University of Virginia Plans to Honor Life, Memory of Morgan Harrington on Oct. 17

October 12, 2010 — The life and memory of Morgan Dana Harrington will be honored with several events at the University of Virginia on Sunday, Oct. 17.

Harrington, a 20-year-old Virginia Tech education major from Roanoke, disappeared on Oct. 17, 2009, after leaving a concert at John Paul Jones Arena. Her remains were found in January on a farm about eight miles away. No arrest has been made in connection with her death.

A dedication ceremony for a plaque installed in her memory will take place at 2 p.m. on Copeley Bridge, the last place she was reported to have been seen alive.
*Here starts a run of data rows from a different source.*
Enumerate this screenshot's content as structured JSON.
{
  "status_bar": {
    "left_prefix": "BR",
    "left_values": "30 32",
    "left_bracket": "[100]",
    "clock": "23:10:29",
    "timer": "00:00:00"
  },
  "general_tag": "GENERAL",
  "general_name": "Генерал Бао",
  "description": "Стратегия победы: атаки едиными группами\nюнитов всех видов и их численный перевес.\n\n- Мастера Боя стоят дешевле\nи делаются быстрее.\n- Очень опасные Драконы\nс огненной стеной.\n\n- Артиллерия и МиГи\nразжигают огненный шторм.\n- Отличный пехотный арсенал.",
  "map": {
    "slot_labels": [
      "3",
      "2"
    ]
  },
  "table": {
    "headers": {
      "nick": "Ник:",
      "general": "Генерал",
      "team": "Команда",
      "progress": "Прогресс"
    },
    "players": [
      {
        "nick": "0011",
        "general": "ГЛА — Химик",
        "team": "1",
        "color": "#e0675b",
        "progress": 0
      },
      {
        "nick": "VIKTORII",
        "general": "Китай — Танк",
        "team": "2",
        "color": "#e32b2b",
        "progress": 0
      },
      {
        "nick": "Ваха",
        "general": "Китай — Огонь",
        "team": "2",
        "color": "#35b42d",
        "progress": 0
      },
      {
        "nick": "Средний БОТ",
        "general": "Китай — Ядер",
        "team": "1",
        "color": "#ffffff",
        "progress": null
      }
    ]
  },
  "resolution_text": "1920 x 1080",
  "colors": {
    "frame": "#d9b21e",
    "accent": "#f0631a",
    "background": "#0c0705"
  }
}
Her parents, Dr. Daniel P. Harrington and Gil Harrington, will speak at the ceremony, and Dr. Arthur Garson Jr., U.Va.'s executive vice president and provost, will unveil the plaque and deliver remarks. Morgan's brother, Alex Harrington, also will attend.

The family has strong University of Virginia ties. Dr. Harrington completed his residency at the University of Virginia Medical Center and now works at Carilion Clinic in Roanoke, with dual appointments at the Virginia Tech Carilion School of Medicine and the U.Va. School of Medicine. Gil Harrington is a 1979 graduate of the University's School of Nursing, and Alex Harrington is a 2009 graduate of the College of Arts & Sciences.

"The plaque will honor Morgan in a permanent way," said Patricia M. Lampkin, vice president and chief student affairs officer at U.Va., "We also hope it will remind our students of the potential for danger anywhere, at any time, and will encourage us all to take care of one another."

A screening of the film "A Gift for the Village" will follow at 3 p.m. in Newcomb Hall Theater. The documentary follows artist Jane Vance, who taught Morgan Harrington at Virginia Tech, on a trip to western Nepal to deliver a painting. Morgan Harrington appears briefly in the film, which is dedicated to her.

Vance and six friends traveled from the Blue Ridge Mountains to Nepal to deliver her painting about Tsampa, a Tibetan amchi-lama-doctor and mind-healer. She is the first woman and first Westerner to be commissioned to produce such a piece. The village welcomed the team with an elaborate festival celebrating the artist, the work and the man it honors.

A selection of Vance's colorful and intricately detailed paintings will be on display in the theater lobby, where a reception will follow the screening.